Such contracts would rob traditional marriage vows of their meaning, Bishop Mark Davies warned, adding that they effectively require couples to prepare a divorce settlement before their wedding.
Pre-nuptial agreements, which allow unmarried couples to protect some assets against any future divorce settlement, are catching on in the United States, and could become enforceable in England and Wales under new proposals drafted by the Law Commission.
At present pre-nuptial agreements are not legally enforceable in England and Wales but can be taken into consideration during divorce proceedings.
During a Mass at St Columba’s Church in Chester on Saturday for couples celebrating a major wedding anniversary this year, Bishop Davies argued that pre-nuptial contracts make the promise to stay together “till death do we part” a provisional one.

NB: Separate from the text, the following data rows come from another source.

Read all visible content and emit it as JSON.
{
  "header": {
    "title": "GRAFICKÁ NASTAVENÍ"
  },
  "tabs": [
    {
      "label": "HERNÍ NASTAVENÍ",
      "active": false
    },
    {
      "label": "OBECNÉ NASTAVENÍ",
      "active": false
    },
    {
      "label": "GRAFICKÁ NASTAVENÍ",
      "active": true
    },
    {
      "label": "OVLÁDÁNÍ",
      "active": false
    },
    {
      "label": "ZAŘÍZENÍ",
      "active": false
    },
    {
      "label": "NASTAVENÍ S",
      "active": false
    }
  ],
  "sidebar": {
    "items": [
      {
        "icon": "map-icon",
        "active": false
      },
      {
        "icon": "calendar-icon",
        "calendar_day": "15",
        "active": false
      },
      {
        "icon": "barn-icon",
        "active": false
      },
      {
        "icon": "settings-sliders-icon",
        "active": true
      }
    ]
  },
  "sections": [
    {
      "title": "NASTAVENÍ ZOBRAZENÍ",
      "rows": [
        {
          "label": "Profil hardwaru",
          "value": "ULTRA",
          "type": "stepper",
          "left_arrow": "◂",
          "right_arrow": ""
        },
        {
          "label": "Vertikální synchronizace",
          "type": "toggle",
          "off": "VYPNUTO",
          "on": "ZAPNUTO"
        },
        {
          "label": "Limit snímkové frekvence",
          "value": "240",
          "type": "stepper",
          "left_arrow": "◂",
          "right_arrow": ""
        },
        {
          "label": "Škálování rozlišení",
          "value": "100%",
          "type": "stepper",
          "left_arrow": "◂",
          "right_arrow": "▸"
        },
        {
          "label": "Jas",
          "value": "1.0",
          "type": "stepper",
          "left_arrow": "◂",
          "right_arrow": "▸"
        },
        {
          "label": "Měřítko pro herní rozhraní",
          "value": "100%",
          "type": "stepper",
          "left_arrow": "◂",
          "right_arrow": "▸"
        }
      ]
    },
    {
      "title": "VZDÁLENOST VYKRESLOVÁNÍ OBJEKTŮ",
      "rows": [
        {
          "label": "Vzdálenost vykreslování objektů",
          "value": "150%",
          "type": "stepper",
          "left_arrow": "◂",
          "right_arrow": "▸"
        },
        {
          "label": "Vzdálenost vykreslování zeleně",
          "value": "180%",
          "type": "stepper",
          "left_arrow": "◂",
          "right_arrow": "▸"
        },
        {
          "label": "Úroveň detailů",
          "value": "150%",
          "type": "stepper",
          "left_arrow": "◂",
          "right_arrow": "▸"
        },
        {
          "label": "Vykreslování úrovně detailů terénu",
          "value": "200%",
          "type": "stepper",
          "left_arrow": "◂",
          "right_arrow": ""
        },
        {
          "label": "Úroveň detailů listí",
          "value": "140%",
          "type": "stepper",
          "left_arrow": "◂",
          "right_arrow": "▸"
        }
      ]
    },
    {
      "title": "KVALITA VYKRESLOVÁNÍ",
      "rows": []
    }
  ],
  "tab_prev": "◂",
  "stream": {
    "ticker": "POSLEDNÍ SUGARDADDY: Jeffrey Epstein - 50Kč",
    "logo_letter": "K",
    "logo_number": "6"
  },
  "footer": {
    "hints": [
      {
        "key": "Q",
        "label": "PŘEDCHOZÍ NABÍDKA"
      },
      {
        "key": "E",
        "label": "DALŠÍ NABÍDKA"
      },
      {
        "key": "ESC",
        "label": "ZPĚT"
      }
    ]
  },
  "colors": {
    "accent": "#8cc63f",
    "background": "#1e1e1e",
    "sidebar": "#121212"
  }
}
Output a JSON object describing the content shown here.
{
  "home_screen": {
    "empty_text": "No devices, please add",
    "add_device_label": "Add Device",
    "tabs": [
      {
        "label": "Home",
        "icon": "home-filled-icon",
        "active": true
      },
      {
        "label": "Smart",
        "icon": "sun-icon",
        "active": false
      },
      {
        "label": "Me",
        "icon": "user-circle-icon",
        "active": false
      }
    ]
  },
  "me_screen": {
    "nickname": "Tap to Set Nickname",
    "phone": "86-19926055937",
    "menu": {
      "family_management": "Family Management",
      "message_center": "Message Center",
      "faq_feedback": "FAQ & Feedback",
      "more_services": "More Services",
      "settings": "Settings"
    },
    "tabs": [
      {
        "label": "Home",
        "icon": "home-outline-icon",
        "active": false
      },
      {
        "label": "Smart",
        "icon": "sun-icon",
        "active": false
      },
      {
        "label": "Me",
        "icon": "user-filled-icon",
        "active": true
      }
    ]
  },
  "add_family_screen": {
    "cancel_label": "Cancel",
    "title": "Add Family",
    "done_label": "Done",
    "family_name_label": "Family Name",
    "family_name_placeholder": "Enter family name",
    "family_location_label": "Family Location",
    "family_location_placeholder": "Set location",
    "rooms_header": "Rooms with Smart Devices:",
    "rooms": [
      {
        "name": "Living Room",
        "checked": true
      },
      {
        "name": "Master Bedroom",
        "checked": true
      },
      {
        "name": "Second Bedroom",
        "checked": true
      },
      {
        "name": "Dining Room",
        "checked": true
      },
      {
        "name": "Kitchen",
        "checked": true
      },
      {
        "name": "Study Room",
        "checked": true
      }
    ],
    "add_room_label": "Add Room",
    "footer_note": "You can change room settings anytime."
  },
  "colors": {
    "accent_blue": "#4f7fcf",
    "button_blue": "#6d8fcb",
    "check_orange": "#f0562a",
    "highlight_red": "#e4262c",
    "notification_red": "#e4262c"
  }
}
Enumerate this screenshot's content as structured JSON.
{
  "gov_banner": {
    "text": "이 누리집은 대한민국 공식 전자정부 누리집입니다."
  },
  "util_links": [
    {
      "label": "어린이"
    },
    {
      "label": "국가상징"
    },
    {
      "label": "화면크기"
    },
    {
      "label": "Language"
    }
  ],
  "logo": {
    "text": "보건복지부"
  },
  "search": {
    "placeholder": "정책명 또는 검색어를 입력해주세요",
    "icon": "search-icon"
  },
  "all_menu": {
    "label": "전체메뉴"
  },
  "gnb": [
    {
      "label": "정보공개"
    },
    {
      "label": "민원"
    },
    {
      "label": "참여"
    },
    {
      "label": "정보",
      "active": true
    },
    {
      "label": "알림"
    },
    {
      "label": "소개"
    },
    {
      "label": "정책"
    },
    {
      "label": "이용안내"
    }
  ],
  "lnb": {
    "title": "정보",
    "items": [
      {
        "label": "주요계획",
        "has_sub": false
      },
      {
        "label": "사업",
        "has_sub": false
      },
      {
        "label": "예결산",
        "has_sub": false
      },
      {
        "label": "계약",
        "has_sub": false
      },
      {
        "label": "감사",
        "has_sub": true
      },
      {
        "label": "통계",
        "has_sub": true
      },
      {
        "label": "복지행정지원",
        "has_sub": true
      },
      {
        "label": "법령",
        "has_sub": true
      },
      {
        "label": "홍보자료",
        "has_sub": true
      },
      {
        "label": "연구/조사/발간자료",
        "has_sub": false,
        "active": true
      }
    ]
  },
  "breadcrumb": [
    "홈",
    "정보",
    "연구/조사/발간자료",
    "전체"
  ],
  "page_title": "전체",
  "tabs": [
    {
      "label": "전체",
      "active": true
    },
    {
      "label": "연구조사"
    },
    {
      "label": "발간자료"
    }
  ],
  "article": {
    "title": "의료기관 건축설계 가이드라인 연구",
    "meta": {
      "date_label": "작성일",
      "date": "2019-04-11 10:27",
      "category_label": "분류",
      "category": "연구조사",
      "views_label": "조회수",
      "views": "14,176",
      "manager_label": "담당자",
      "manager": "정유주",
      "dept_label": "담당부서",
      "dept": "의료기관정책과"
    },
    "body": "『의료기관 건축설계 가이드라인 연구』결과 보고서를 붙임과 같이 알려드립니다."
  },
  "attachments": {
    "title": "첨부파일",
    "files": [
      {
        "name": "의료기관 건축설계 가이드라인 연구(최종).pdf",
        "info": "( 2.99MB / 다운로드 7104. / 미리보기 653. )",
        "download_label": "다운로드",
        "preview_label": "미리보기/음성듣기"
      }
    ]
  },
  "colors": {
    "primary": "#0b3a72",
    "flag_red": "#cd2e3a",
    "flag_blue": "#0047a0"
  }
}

“It is a legal provision which would surely empty the words of the marriage promise for ‘better for worse … to love and to cherish till death do we part’ of all meaning,” he said. “Pre-nuptial agreements would render these promises provisional by the legal preparations which anticipate divorce.”